There has been perennial interest in personal qualities other than cognitive ability that determine success, including self-control, grit, growth mindset, and many others. Attempts to measure such qualities for the purposes of educational policy and practice, however, are more recent. In this article, we identify serious challenges to doing so. We first address confusion over terminology, including the descriptor "non-cognitive." We conclude that debate over the optimal name for this broad category of personal qualities obscures substantial agreement about the specific attributes worth measuring. Next, we discuss advantages and limitations of different measures. In particular, we compare self-report questionnaires, teacher-report questionnaires, and performance tasks, using self-control as an illustrative case study to make the general point that each approach is imperfect in its own way. Finally, we discuss how each measure's imperfections can affect its suitability for program evaluation, accountability, individual diagnosis, and practice improvement. For example, we do not believe any available measure is suitable for between-school accountability judgments.
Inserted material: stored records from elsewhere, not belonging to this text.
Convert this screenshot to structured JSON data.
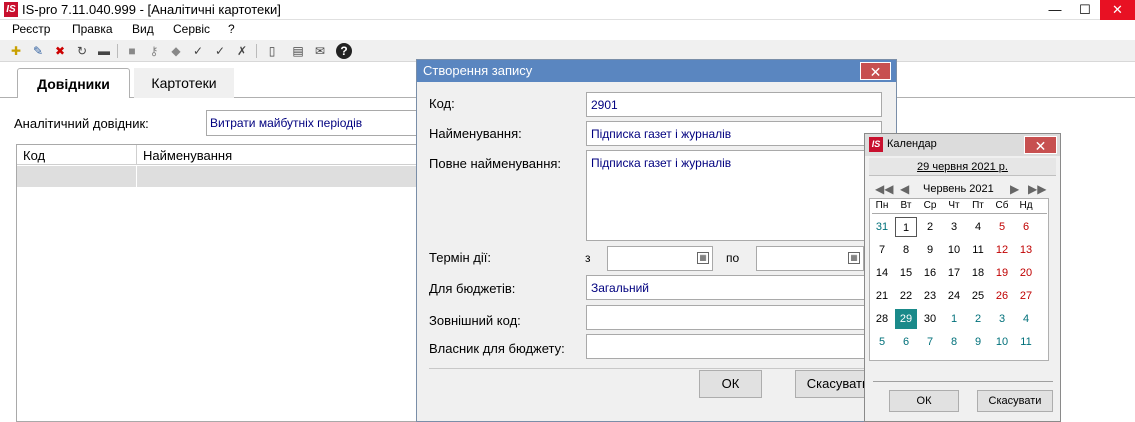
{
  "window": {
    "logo": "IS",
    "title": "IS-pro 7.11.040.999 - [Аналітичні картотеки]",
    "minimize": "—",
    "maximize": "☐",
    "close": "✕"
  },
  "menu": [
    "Реєстр",
    "Правка",
    "Вид",
    "Сервіс",
    "?"
  ],
  "tabs": {
    "active": "Довідники",
    "other": "Картотеки"
  },
  "main": {
    "analytic_label": "Аналітичний довідник:",
    "analytic_value": "Витрати майбутніх періодів",
    "columns": [
      "Код",
      "Найменування"
    ]
  },
  "dialog": {
    "title": "Створення запису",
    "close": "✕",
    "labels": {
      "code": "Код:",
      "name": "Найменування:",
      "full_name": "Повне найменування:",
      "term": "Термін дії:",
      "budgets": "Для бюджетів:",
      "external_code": "Зовнішний код:",
      "owner": "Власник для бюджету:"
    },
    "values": {
      "code": "2901",
      "name": "Підписка газет і журналів",
      "full_name": "Підписка газет і журналів",
      "term_from_prefix": "з",
      "term_to_prefix": "по",
      "budgets": "Загальний"
    },
    "buttons": {
      "ok": "ОК",
      "cancel": "Скасувати"
    }
  },
  "calendar": {
    "logo": "IS",
    "title": "Календар",
    "close": "✕",
    "today_link": "29 червня 2021 р.",
    "month_label": "Червень 2021",
    "weekdays": [
      "Пн",
      "Вт",
      "Ср",
      "Чт",
      "Пт",
      "Сб",
      "Нд"
    ],
    "weeks": [
      [
        "31",
        "1",
        "2",
        "3",
        "4",
        "5",
        "6"
      ],
      [
        "7",
        "8",
        "9",
        "10",
        "11",
        "12",
        "13"
      ],
      [
        "14",
        "15",
        "16",
        "17",
        "18",
        "19",
        "20"
      ],
      [
        "21",
        "22",
        "23",
        "24",
        "25",
        "26",
        "27"
      ],
      [
        "28",
        "29",
        "30",
        "1",
        "2",
        "3",
        "4"
      ],
      [
        "5",
        "6",
        "7",
        "8",
        "9",
        "10",
        "11"
      ]
    ],
    "selected": "29",
    "buttons": {
      "ok": "ОК",
      "cancel": "Скасувати"
    }
  }
}
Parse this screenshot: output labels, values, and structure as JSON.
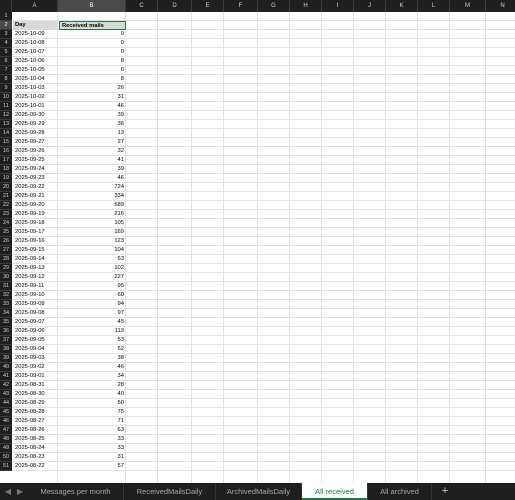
{
  "sheet": {
    "columns": [
      "A",
      "B",
      "C",
      "D",
      "E",
      "F",
      "G",
      "H",
      "I",
      "J",
      "K",
      "L",
      "M",
      "N"
    ],
    "rows": [
      "1",
      "2",
      "3",
      "4",
      "5",
      "6",
      "7",
      "8",
      "9",
      "10",
      "11",
      "12",
      "13",
      "14",
      "15",
      "16",
      "17",
      "18",
      "19",
      "20",
      "21",
      "22",
      "23",
      "24",
      "25",
      "26",
      "27",
      "28",
      "29",
      "30",
      "31",
      "32",
      "33",
      "34",
      "35",
      "36",
      "37",
      "38",
      "39",
      "40",
      "41",
      "42",
      "43",
      "44",
      "45",
      "46",
      "47",
      "48",
      "49",
      "50",
      "51"
    ],
    "header": {
      "day": "Day",
      "received": "Received mails"
    },
    "data": [
      [
        "2025-10-09",
        "0"
      ],
      [
        "2025-10-08",
        "0"
      ],
      [
        "2025-10-07",
        "0"
      ],
      [
        "2025-10-06",
        "8"
      ],
      [
        "2025-10-05",
        "6"
      ],
      [
        "2025-10-04",
        "8"
      ],
      [
        "2025-10-03",
        "26"
      ],
      [
        "2025-10-02",
        "31"
      ],
      [
        "2025-10-01",
        "46"
      ],
      [
        "2025-09-30",
        "39"
      ],
      [
        "2025-09-29",
        "36"
      ],
      [
        "2025-09-28",
        "13"
      ],
      [
        "2025-09-27",
        "27"
      ],
      [
        "2025-09-26",
        "32"
      ],
      [
        "2025-09-25",
        "41"
      ],
      [
        "2025-09-24",
        "39"
      ],
      [
        "2025-09-23",
        "46"
      ],
      [
        "2025-09-22",
        "724"
      ],
      [
        "2025-09-21",
        "334"
      ],
      [
        "2025-09-20",
        "589"
      ],
      [
        "2025-09-19",
        "216"
      ],
      [
        "2025-09-18",
        "105"
      ],
      [
        "2025-09-17",
        "169"
      ],
      [
        "2025-09-16",
        "123"
      ],
      [
        "2025-09-15",
        "104"
      ],
      [
        "2025-09-14",
        "63"
      ],
      [
        "2025-09-13",
        "102"
      ],
      [
        "2025-09-12",
        "227"
      ],
      [
        "2025-09-11",
        "95"
      ],
      [
        "2025-09-10",
        "60"
      ],
      [
        "2025-09-09",
        "94"
      ],
      [
        "2025-09-08",
        "97"
      ],
      [
        "2025-09-07",
        "45"
      ],
      [
        "2025-09-06",
        "113"
      ],
      [
        "2025-09-05",
        "53"
      ],
      [
        "2025-09-04",
        "52"
      ],
      [
        "2025-09-03",
        "38"
      ],
      [
        "2025-09-02",
        "46"
      ],
      [
        "2025-09-01",
        "34"
      ],
      [
        "2025-08-31",
        "28"
      ],
      [
        "2025-08-30",
        "40"
      ],
      [
        "2025-08-29",
        "50"
      ],
      [
        "2025-08-28",
        "75"
      ],
      [
        "2025-08-27",
        "71"
      ],
      [
        "2025-08-26",
        "63"
      ],
      [
        "2025-08-25",
        "33"
      ],
      [
        "2025-08-24",
        "33"
      ],
      [
        "2025-08-23",
        "31"
      ],
      [
        "2025-08-22",
        "57"
      ]
    ],
    "selected_cell": "B2"
  },
  "tabs": {
    "prev_glyph": "◀",
    "next_glyph": "▶",
    "items": [
      {
        "label": "Messages per month",
        "active": false
      },
      {
        "label": "ReceivedMailsDaily",
        "active": false
      },
      {
        "label": "ArchivedMailsDaily",
        "active": false
      },
      {
        "label": "All received",
        "active": true
      },
      {
        "label": "All archived",
        "active": false
      }
    ],
    "add_glyph": "+"
  },
  "colors": {
    "accent": "#1f7a3f",
    "header_fill": "#d9d9d9"
  }
}
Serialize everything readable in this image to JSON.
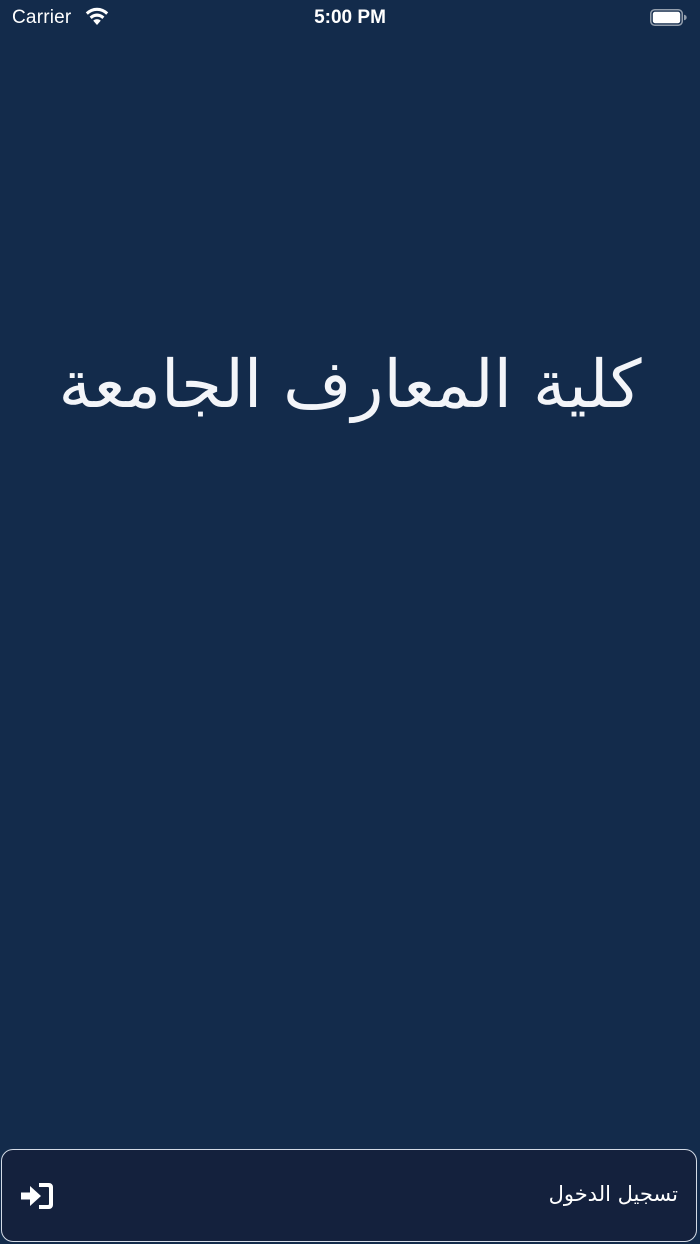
{
  "status_bar": {
    "carrier": "Carrier",
    "time": "5:00 PM",
    "wifi_icon": "wifi-icon",
    "battery_icon": "battery-icon"
  },
  "main": {
    "title": "كلية المعارف الجامعة"
  },
  "login_bar": {
    "label": "تسجيل الدخول",
    "icon": "sign-in-icon"
  },
  "colors": {
    "background": "#132b4b",
    "login_bar_background": "#14213d",
    "login_bar_border": "#d4dbe6",
    "text": "#ffffff"
  }
}
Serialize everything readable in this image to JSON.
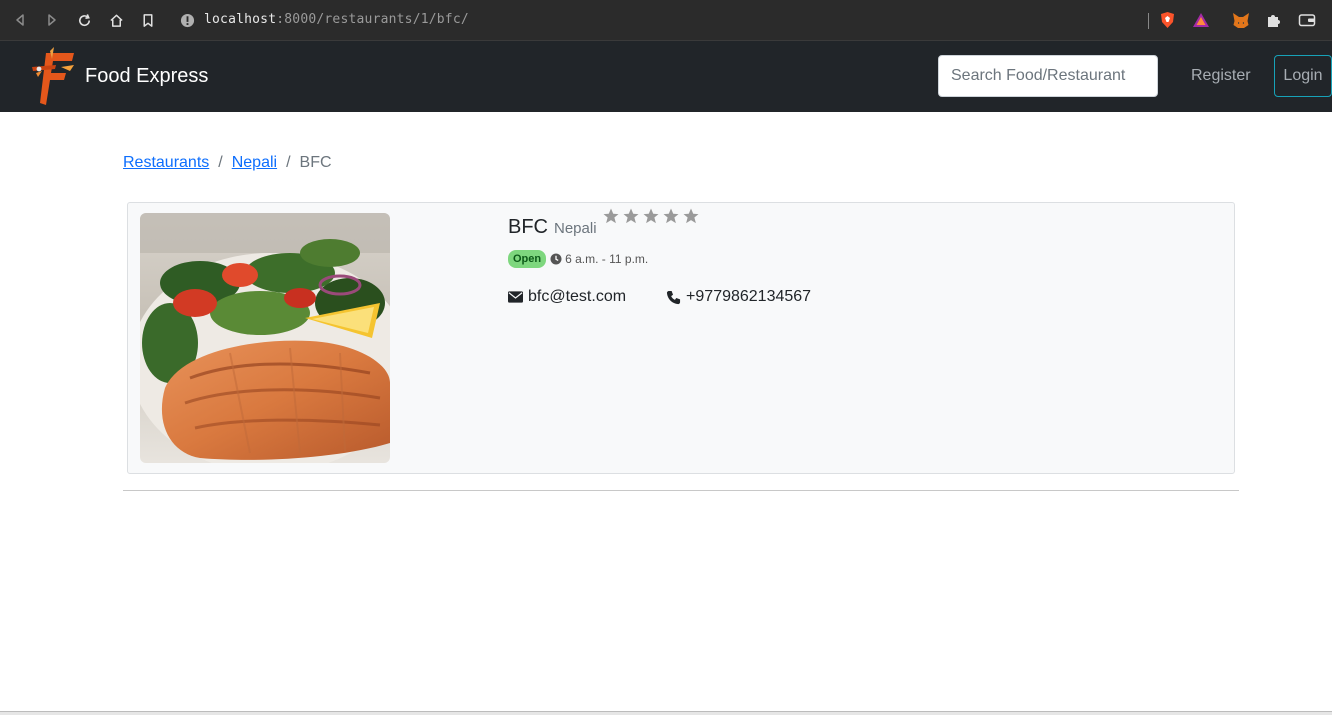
{
  "browser": {
    "url_host": "localhost",
    "url_rest": ":8000/restaurants/1/bfc/"
  },
  "navbar": {
    "brand": "Food Express",
    "search_placeholder": "Search Food/Restaurant",
    "register_label": "Register",
    "login_label": "Login"
  },
  "breadcrumb": {
    "items": [
      "Restaurants",
      "Nepali"
    ],
    "current": "BFC",
    "separator": "/"
  },
  "restaurant": {
    "name": "BFC",
    "cuisine": "Nepali",
    "rating_stars_total": 5,
    "rating_filled": 0,
    "status": "Open",
    "hours": "6 a.m. - 11 p.m.",
    "email": "bfc@test.com",
    "phone": "+9779862134567"
  },
  "colors": {
    "navbar_bg": "#212529",
    "link": "#0d6efd",
    "badge_open": "#7ed77e",
    "login_border": "#17a2b8"
  }
}
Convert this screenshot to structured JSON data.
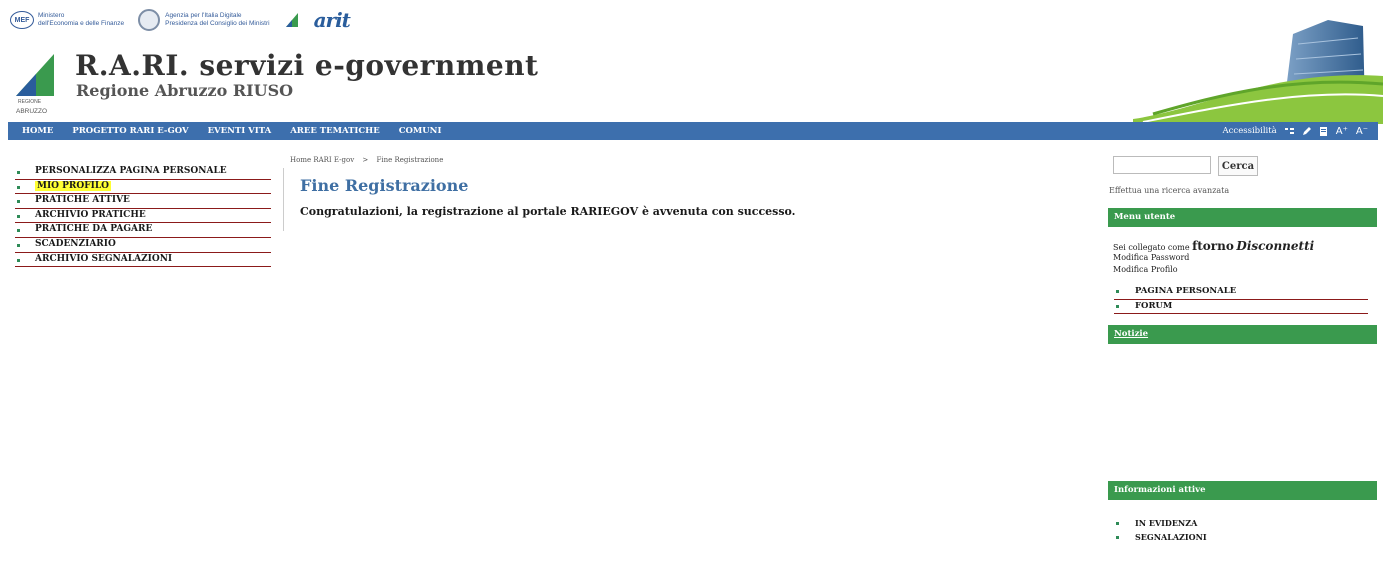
{
  "top_logos": {
    "mef_badge": "MEF",
    "mef_line1": "Ministero",
    "mef_line2": "dell'Economia e delle Finanze",
    "agid_line1": "Agenzia per l'Italia Digitale",
    "agid_line2": "Presidenza del Consiglio dei Ministri",
    "arit": "arit"
  },
  "header": {
    "title": "R.A.RI. servizi e-government",
    "subtitle": "Regione Abruzzo RIUSO",
    "logo_caption1": "REGIONE",
    "logo_caption2": "ABRUZZO"
  },
  "nav": {
    "items": [
      "HOME",
      "PROGETTO RARI E-GOV",
      "EVENTI VITA",
      "AREE TEMATICHE",
      "COMUNI"
    ],
    "accessibility": "Accessibilità",
    "font_increase": "A⁺",
    "font_decrease": "A⁻"
  },
  "left_menu": {
    "items": [
      "PERSONALIZZA PAGINA PERSONALE",
      "MIO PROFILO",
      "PRATICHE ATTIVE",
      "ARCHIVIO PRATICHE",
      "PRATICHE DA PAGARE",
      "SCADENZIARIO",
      "ARCHIVIO SEGNALAZIONI"
    ]
  },
  "content": {
    "breadcrumb_home": "Home RARI E-gov",
    "breadcrumb_sep": ">",
    "breadcrumb_current": "Fine Registrazione",
    "title": "Fine Registrazione",
    "message": "Congratulazioni, la registrazione al portale RARIEGOV è avvenuta con successo."
  },
  "sidebar": {
    "search_button": "Cerca",
    "search_value": "",
    "advanced_search": "Effettua una ricerca avanzata",
    "menu_utente_title": "Menu utente",
    "logged_as": "Sei collegato come ",
    "username": "ftorno",
    "disconnect": "Disconnetti",
    "change_password": "Modifica Password",
    "edit_profile": "Modifica Profilo",
    "user_links": [
      "PAGINA PERSONALE",
      "FORUM"
    ],
    "notizie_title": "Notizie",
    "info_title": "Informazioni attive",
    "info_links": [
      "IN EVIDENZA",
      "SEGNALAZIONI"
    ]
  },
  "colors": {
    "nav_blue": "#3d6fad",
    "panel_green": "#3a9a4e",
    "title_blue": "#3f6fa3",
    "divider_red": "#8b1a1a",
    "highlight": "#ffff33"
  }
}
In addition to urging caution among policymakers and practitioners, we highlight medium-term innovations that may make measures of these personal qualities more suitable for educational purposes.
Keywords: accountability; character; improvement research; non-cognitive; psychological assessment.